Macaroon Chocolate Drops

Makes about 40 medium size truffles, ~100 calories each

  • 2 cups dark chocolate chips
  • 4 T honey (can also use agave nectar or pure Maple Syrup)
  • 3/4 cup coconut cream (can also use the creamy top of a can of full-fat coconut milk)
  • 1/2 tsp cinnamon
  • 1/2 tsp sea salt
  • 1 tsp vanilla
  • cocoa powder, shredded coconut, crushed candy cane, or toasted walnuts for rolling
  1. If you’re using nuts to roll some of your drops in (why did that sound soo wrong?) then you’re going to want to toast them first. Spread out about 3/4 cup raw walnuts on a piece of foil and place in the toaster on medium heat for about 3-4 minutes! You can also toast them in the oven on a cookie sheet at about 400 degrees. Keep checking them and stirring until they begin to take on a light brown color and left off a toasted aroma.  They can burn in an instant, so as soon as they begin to change color, they’re probz done.

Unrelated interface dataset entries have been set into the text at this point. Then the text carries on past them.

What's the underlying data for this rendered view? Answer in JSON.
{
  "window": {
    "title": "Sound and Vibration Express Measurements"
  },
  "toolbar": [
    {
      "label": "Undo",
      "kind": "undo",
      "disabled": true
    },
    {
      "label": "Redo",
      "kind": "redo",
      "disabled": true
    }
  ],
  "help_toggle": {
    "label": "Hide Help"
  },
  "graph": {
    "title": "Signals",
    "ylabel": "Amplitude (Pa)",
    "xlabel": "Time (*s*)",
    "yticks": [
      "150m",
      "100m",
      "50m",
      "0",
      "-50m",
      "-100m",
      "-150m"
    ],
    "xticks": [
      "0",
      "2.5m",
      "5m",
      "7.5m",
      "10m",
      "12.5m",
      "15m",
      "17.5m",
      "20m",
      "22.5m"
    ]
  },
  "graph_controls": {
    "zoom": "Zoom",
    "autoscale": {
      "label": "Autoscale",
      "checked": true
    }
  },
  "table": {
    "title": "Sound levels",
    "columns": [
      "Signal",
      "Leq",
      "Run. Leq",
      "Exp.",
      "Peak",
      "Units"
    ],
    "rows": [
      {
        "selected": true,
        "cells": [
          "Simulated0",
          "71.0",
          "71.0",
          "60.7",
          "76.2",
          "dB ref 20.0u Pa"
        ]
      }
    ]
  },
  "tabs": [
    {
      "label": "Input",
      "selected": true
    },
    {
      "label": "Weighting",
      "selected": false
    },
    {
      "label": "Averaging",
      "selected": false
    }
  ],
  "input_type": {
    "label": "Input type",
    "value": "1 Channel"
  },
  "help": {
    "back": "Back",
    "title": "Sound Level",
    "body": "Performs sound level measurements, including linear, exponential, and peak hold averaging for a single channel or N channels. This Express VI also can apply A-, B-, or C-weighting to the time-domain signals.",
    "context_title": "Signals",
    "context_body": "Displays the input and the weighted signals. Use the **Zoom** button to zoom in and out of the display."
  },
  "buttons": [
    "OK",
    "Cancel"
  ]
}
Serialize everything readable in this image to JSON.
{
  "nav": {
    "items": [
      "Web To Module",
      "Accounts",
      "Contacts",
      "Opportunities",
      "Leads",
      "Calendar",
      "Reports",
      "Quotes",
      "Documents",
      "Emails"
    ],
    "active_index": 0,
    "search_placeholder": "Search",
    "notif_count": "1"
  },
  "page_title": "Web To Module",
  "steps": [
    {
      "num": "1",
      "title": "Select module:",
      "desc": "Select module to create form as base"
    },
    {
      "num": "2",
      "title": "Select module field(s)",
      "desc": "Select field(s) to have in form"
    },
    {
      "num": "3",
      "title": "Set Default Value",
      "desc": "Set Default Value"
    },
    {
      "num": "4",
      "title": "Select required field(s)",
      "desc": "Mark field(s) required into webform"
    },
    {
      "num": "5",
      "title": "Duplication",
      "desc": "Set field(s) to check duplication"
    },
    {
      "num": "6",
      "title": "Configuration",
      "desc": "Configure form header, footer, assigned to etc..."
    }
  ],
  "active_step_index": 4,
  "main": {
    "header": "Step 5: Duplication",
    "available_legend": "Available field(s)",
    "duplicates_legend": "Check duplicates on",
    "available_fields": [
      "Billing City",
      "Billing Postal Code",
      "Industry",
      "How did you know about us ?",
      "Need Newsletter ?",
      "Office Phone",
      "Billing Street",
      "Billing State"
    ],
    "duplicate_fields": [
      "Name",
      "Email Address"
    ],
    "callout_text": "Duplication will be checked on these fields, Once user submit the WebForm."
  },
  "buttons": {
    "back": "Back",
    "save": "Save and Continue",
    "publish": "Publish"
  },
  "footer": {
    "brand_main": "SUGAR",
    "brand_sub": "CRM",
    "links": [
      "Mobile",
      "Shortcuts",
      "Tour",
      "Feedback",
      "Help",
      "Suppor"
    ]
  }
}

  2. Back to the macaroon chocolate drops, grab a medium sized saucepan, place it on the stove, and pour all the chocolate chips in it over a very low setting.  Keep stirring until all the chocolate is melted and gooey.
  3. Stir in the coconut cream and whisk until all the lumps are gone.
  4. Add in the honey, cinnamon, salt, and va-va-vanilla.  Stir until a creamy consistency.
  5. When it’s nice and smooth, pour into a bowl and place in the freezer for 45 minutes.  Then stir with a spoon and transfer the bowl to the fridge.  This “dough” can sit there overnight but if you’re as impatient as I am (there is chocolate involved here, people) then it should be good to go in about 2-3 hours. I know, I know…still an excruciatingly long time to wait…I fully condone eating spoonfuls as “testers” while it’s firming up.
  6. Roll the dough into small lil balls and then pick whatever you want your chocolatey truffles to be rolled in.  I used shredded coconut, toasted walnuts, crushed candy canes, and cocoa powder.  *HINT* Cocoa powder is by the far the easiest one to roll the truffles in.  But hell, it’s the holidays; go to town…try mini chocolate chips or minced up marshmallows. Store these in the fridge!  They should keep for at least a couple weeks.